Researcher from North Carolina State University developed a new material, strontium tin oxide (Sr3SnO) that is a dilute magnetic semiconductors and can be integrated into silicon chips. This means it may be useful for room-temperature Spintronics devices.
The researchers created this material as an epitaxial (single crystal) thin film on a silicon chip. They actually wanted to test whether it is a topological insulator, but surprisingly found out that it has magnetic semiconductor.
The Semiconductor Research Corporation, and the Defense Advanced Research Projects Agency (DARPA) has awarded a $28 million five-year grant to open the Center for Spintronic Materials, Interfaces, and Novel Architectures, or C-SPIN. This is a multi-university and industry research center that aims to develop technologies for spin-based computing and memory systems. C-SPIN's research areas include perpendicular magnetic materials, spin channel materials (including topological insulators, monolayer MoS2 and graphene), spintronic interface engineering, spin devices and interconnects and spintronic circuits and architectures.
University partners include the University of Minnesota-Twin Cities, Carnegie Mellon University, Cornell University, MIT, Johns Hopkins University and the University of California, Riverside. Industry partners include IBM, Applied materials, Intel, Texas Instruments and Micron.
Researchers have discovered a new wide class of topological insulators (materials that are insulators in the bulk but conductors at the surface) that have very promising properties. These new TIs may enable tuning both electronic and spin (that is, magnetic) properties by using different compounds and confirms the possibility to grow topological insulators with deep-laying, self-protecting and, thus, technologically relevant conducting states. This may have applications in spintronics and quantum computation.
Electron spin-splitting effect (Rashba effect) was demonstrated in a semiconductor (Bismuth selenide) that is far larger than has ever been seen before. This could lead the way towards room-temperature spintronic devices. The Rashba effect is the phenomenon of spin splitting with an applied electric field instead of a magnetic field.
The Rashba effect is crucial for spintronic devices: for example when designing spin transistors, electrons of a single spin are injected and then – under an applied electric field – have their spins rotated. Rashba effect in well-established semiconductors (silicon or gallium arsenide for example) is very small - and so electrons have to travel large distances before any spin rotation is noticeable. This requires very pure materials and very low temperatures.
Researchers from Japan have succeeded in directly observing electron spins in a topological insulator (Bi2Te3). Topological insulator is a promising material for Spintronics because its "edge" can serve as a conducting path depending on the spin polarization.

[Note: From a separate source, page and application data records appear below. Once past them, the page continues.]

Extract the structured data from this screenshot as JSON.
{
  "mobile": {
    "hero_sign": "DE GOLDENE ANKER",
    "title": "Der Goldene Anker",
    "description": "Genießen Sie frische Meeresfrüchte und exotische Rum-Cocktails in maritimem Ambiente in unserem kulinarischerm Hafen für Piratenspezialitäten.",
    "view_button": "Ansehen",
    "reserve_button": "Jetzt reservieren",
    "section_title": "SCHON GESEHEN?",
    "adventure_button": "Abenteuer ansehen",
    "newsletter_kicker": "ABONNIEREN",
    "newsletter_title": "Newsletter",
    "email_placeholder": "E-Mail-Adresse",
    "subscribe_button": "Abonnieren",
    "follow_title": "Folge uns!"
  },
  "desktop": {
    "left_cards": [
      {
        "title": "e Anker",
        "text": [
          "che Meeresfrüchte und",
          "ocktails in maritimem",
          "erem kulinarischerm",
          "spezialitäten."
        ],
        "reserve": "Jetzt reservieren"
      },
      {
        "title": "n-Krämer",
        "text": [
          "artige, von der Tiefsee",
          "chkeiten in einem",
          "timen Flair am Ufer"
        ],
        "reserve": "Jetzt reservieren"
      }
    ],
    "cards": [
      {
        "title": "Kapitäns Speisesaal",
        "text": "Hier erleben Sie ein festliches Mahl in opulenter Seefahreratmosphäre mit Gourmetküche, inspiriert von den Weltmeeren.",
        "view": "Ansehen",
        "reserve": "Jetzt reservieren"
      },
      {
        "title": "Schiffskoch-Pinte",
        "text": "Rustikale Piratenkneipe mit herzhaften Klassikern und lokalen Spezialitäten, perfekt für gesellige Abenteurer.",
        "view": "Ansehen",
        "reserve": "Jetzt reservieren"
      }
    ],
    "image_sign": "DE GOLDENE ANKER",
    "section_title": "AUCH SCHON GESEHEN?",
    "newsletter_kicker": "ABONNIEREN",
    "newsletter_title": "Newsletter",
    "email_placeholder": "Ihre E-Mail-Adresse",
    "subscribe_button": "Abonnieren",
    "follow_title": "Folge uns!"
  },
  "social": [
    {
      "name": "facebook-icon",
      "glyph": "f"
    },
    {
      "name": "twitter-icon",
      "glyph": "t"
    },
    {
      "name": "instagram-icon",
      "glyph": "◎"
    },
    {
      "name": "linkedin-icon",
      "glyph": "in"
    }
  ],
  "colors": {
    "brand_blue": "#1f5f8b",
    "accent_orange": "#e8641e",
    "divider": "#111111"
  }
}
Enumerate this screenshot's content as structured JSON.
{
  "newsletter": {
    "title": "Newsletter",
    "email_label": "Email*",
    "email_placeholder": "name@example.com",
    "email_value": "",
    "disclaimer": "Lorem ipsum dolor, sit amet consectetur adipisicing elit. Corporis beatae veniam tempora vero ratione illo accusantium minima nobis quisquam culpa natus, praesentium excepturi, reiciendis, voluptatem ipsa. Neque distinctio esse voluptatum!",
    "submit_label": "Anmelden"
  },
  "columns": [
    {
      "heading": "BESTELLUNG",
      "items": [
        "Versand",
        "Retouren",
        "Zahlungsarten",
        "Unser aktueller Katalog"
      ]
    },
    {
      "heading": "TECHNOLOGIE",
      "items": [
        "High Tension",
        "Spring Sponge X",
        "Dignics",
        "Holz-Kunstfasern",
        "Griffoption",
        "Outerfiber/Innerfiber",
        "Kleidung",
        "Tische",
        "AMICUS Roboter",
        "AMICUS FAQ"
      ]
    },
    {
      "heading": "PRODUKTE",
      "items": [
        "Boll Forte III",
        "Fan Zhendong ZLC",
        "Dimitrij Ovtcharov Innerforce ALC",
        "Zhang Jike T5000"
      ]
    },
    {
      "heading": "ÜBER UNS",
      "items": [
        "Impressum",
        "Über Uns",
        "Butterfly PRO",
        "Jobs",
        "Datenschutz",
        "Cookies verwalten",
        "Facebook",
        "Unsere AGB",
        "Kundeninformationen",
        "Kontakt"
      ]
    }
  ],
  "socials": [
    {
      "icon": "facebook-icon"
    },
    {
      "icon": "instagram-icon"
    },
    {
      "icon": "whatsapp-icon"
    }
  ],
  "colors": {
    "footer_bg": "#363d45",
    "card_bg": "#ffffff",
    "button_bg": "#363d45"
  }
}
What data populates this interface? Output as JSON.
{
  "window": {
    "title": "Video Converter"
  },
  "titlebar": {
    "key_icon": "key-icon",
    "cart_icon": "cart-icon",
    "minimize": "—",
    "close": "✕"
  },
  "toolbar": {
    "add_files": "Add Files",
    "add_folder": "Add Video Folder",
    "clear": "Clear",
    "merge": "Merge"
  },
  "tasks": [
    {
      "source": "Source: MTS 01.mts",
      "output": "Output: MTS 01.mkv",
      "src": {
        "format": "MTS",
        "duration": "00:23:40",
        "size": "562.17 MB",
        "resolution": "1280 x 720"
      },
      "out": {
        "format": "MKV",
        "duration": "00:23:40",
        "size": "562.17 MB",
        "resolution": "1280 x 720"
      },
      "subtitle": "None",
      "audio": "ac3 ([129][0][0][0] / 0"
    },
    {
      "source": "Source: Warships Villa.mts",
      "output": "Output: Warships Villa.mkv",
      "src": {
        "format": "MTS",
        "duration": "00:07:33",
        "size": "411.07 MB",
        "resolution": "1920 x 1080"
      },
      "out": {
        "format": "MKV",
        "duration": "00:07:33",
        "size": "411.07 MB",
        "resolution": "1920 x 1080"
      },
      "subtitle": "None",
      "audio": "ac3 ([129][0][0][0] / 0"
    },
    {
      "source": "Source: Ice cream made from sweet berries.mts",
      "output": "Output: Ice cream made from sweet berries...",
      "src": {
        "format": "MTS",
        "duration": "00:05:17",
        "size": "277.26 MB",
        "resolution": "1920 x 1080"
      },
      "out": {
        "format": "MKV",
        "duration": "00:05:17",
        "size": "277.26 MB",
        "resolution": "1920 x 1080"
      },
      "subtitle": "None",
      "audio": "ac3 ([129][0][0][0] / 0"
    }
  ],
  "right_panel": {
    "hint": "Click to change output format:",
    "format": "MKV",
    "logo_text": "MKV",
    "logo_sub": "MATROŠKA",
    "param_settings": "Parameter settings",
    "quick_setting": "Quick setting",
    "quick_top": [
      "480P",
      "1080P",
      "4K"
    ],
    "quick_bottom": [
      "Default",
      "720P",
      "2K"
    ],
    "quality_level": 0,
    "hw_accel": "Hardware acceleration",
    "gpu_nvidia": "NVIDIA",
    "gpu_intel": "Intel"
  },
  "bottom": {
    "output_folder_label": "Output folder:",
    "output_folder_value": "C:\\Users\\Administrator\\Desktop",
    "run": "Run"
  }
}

The magnitude of the out-of-plane spin polarization is 25% at most compared to the in-plane counterpart. The researchers say that the out-of-plane spin polarization exists because of the hexagonally deformed Fermi surface in the Bi2Te3, because it does not exist in TlBiSe2 which has a circular Fermi surface.